“The common curse of mankind, – folly and ignorance”
For those unclear, the ‘not-a-review’ title usually pops up on the rare occasions that I don’t make it to the end of a play. I usually try and stick it out as it is difficult to have so firm an opinion on something as to blog about it if one hasn’t taken in the whole shebang, but occasionally, just occasionally, a play makes its bafflingly misguided intentions so apparent from its opening moments that I knew within the first minute that I wouldn’t be staying beyond the interval. It was the running on the spot with a sideways leg motion, as comedic a thing you might see yet executed with deadly serious intent that got me (I didn’t quite laugh out loud unlike some people further along my row though), quickly making me realise I wasn’t going to enter the correct headspace for this production of Troilus and Cressida.
Ostensibly a co-production between the RSC and the US-based Wooster Group of this noted problem play of Shakespeare’s, the approach to this production was to redefine the nature of collaboration in a way to complement the play itself. Directed by Elizabeth LeCompte, the Americans, playing the Trojans (although re-imagined as Native Americans), rehearsed separately from the British company, directed by Mark Ravenhill after Rupert Goold withdrew, who took on the Greeks, and the two were only brought together late in the game to capture something of the clash of civilisations that lies at the heart of the Trojan War-set drama.

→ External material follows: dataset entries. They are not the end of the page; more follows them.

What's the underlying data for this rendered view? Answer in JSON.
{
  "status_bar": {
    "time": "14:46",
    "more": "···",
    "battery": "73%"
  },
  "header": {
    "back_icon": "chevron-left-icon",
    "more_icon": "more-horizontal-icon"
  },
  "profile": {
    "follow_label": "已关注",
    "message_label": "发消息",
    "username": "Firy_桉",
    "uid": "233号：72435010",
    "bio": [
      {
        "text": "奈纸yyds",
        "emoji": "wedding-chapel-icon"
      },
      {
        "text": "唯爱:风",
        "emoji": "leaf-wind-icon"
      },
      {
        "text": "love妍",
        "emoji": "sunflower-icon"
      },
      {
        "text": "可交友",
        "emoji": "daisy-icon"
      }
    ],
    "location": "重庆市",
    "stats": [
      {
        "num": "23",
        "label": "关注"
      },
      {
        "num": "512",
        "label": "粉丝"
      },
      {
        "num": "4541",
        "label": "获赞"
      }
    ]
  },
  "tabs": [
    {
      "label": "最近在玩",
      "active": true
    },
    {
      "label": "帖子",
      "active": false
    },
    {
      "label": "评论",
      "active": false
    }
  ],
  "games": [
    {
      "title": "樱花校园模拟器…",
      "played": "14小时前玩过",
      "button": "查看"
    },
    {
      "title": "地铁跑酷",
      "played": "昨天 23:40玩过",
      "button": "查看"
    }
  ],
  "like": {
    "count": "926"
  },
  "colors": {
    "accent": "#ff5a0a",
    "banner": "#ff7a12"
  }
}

I was left baffled. Later, I was told ‘it’s the Wooster Group, you should have known what to expect’ – perhaps a fairer comment to me as a theatre blogger but a strikingly arrogant one to make to assume that the reputation of an avant-garde New York precedes it as far as the general public are concerned. Disregarding the fact that everyone has to experience something for the first time somewhere, I’d intentionally avoided as much as I could about this production (being on holiday for most of its Stratford run helped!). But much of what I now know to be typical-Woosterisms left me totally unclear as to their purpose: the miking and monotonising of the voices, the accompanying varying video footage which was sometimes aped, the knowing artifice of the costumes. It’s one thing to be open-minded at the theatre but when every single artistic choice leads to a question, it becomes mighty difficult.
It didn’t help that the actors’ performances simply melded in and around all these distractions, no focus being provided on characterisation or vocal work – at least with the Brits there’s a greater emphasis on this, free from all the frippery. But the stylistic change from scene to scene is thus like a chasm: with the video screens blank, Ravenhill has opted for a highly ostentatious manner with soldier lovers dragging up, wheelchair-bound hermaphrodite figures and random impersonations. From one side to the other, there’s a huge amount of distraction on show and consequently not enough theatre, as I like it at least.
Should theatre need to mean anything? Should theatre always have to make sense? Personally I don’t think so, at either end of the cultural spectrum for that matter – one can enjoy the escapist fantasy doodlings of something like Salad Days just as much as one can appreciate the wilful obscurity of the near-impenetrable I Am The Wind. So what’s the difference here? Partly, I think the answer lies in the source material and partly in the approach to it. Despite the irreverence with which the play has been attacked, at the heart of the production lies a deep reverence for Shakespeare. And whilst the programme notes trumpet the desire to find “a way to bring the problem of the play to the audience” – and I’m not suggesting that Shakespeare is ‘just another writer’ here – would the same unquestioning lack of interrogation ever be done with another playwright’s work.
Instead what we have is a staunch determination to avoid any kind of “imposed coherence” which has been taken to the very extreme in the free rein allowed to the co-directors and the consequent barely-there amalgamation. What this results in something rather alienating, indeed very little of what I saw on this stage seemed predicated on the desire to give us an understanding of the story of Troilus and Cressida as told by William Shakespeare. Indeed, to do so is apparently anathema to these companies and at this point, one does start to wonder who is this piece of theatre for. I’m all for being challenged with my Shakespeare – Russian Tempests and 6-hour Dutch Roman Tragedies have ranked amongst my all-time favourite theatrical experiences – but this kind of self-indulgent treatment seems so unconcerned with the connection with its audience that it just completely misses the mark as far as I’m concerned. Maybe the second half reconciled some of these issues, I don’t know but I ended up not caring, and it is that which is the saddest thing of all for me.